This is what Chicago Jazz Magazine had to say about “Sketches” :"…there is no denying his superlative skill on the guitar ...he has created a thoughtful and highly listenable CD…Ness’s playing is derivative of Grant Green’s mid-career recordings…tasteful flights of improvisation..."
This debut album of the Dave Ness Trio has been a long time coming. In some ways, I have been working toward it for my entire professional life: it is an intensely personal project.
Choro #1 was written when I was teaching at Northwestern, and is influenced by my love for Brazilian music, including classical (Villa-Lobos) and other popular styles such as samba, choro, bossa-nova, and jazz. Choros, even though the term means “lament,” have a constant happy motion to them, very much as Bach composed. I just happen to compose this one with Bebop licks.
Blues for N.O. was written in the aftermath of Katrina. This city has great meaning for me as the birthplace of jazz, but also the place where I proposed to my wife. This tune, has a street beat to it, very much a New Orleans groove.
Max was written for my first son, and the energy of this piece suggests the vibrant energy of my son, who is a breathing Samba!
The Illuminati was written after reading Dan Brown’s book, which stirred up ideas about faith and belief. The tune uses a vast contrast in dynamics and also use of space for dramatic effect. It also uses dissonance and a very Thelonious Monk inspired melody.
Working with AACM artist Nicole Mitchell inspired me to write Flamenco 5.4. Her rhythmic and tonal exploration was inspiring to me. I have also had a deep love for flamenco music, and have enjoyed playing flamenco tunes, but also learning the history of flamenco. This tune is in no way an authentic flamenco tune, being in 5/4 time, with also measures of 4/4 and 7/4.
Czekamy was written when I was learning Polish and navigating the international adoption process. Our waiting prayers were answered with the birth of our son Max. This tune uses a very Monk-like melody, using dissonance and space, portraying the anticipation and nervous energy of the situation.
CBH, a ballad, was written for my wife, Corinne, during our undergraduate music studies at Northern Illinois University, long before she was my wife.
Saturday Afternoon was written while I was a student at Northwestern, exploring the “Coltrane changes” and bebop elements.
Eric’s Return was written in honor of my brother Eric’s return to the United States after several years living in India. It uses an irregular meter of 5/4, inspired by Indian music.
Marty, a funk tune, was written for my second son, who loves to groove to music.
Remembering Rufus was written after the untimely death of my dear friend Rufus Brown, a composer, guitarist, and educator. Rufus’ compositions infused a variety of styles and unique humor; in this piece, I combine elements of classical, jazz, and free music.

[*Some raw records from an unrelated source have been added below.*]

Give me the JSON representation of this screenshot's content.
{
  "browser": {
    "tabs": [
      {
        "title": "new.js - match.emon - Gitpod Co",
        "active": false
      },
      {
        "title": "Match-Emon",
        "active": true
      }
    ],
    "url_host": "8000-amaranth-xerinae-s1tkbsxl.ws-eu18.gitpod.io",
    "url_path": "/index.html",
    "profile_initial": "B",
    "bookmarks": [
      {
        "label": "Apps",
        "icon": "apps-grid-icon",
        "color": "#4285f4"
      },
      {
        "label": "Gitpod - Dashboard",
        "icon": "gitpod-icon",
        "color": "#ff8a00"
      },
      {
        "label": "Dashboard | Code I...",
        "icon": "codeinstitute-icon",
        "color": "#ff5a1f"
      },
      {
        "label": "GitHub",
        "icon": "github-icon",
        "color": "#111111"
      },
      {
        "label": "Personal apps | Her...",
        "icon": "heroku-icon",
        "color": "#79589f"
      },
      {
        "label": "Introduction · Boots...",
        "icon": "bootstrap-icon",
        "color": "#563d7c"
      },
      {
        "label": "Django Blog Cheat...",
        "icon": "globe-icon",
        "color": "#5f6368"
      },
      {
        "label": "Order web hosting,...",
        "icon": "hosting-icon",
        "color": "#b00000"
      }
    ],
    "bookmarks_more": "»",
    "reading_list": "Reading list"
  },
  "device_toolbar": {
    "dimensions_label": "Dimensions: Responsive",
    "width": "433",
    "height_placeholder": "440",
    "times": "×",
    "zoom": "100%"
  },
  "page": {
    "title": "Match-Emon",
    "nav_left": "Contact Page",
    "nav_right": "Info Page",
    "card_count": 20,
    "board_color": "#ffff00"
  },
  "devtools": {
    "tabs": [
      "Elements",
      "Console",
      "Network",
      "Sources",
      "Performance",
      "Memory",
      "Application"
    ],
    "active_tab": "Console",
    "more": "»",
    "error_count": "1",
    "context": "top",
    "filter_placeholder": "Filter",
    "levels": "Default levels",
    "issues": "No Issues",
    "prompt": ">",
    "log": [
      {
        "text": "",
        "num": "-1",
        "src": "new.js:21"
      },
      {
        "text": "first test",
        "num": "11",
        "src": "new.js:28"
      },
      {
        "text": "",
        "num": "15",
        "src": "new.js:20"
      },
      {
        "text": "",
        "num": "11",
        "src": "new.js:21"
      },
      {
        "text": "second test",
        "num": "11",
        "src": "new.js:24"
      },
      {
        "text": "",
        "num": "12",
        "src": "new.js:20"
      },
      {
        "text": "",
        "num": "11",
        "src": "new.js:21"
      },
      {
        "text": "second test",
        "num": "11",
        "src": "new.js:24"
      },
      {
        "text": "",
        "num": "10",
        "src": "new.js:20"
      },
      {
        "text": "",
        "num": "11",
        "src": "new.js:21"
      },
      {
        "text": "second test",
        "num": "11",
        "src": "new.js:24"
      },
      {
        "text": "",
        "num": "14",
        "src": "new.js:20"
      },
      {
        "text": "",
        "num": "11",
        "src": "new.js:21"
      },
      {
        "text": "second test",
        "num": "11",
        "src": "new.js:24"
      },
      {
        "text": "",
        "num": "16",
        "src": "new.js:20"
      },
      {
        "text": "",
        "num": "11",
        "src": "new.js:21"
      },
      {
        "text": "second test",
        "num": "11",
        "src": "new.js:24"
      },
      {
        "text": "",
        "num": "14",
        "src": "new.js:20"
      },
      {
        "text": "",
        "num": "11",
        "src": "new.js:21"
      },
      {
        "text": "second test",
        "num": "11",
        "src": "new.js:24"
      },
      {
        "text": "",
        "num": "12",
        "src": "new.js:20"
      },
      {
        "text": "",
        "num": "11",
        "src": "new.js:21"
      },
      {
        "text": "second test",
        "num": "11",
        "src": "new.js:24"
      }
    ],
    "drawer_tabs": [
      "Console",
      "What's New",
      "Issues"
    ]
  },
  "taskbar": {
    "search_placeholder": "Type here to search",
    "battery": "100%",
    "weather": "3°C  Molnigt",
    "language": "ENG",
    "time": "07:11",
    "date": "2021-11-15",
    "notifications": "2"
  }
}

Goodbye is a solo piece which reflects on the number of people that I’ve had to say farewell to in my life.
Dave Ness 2009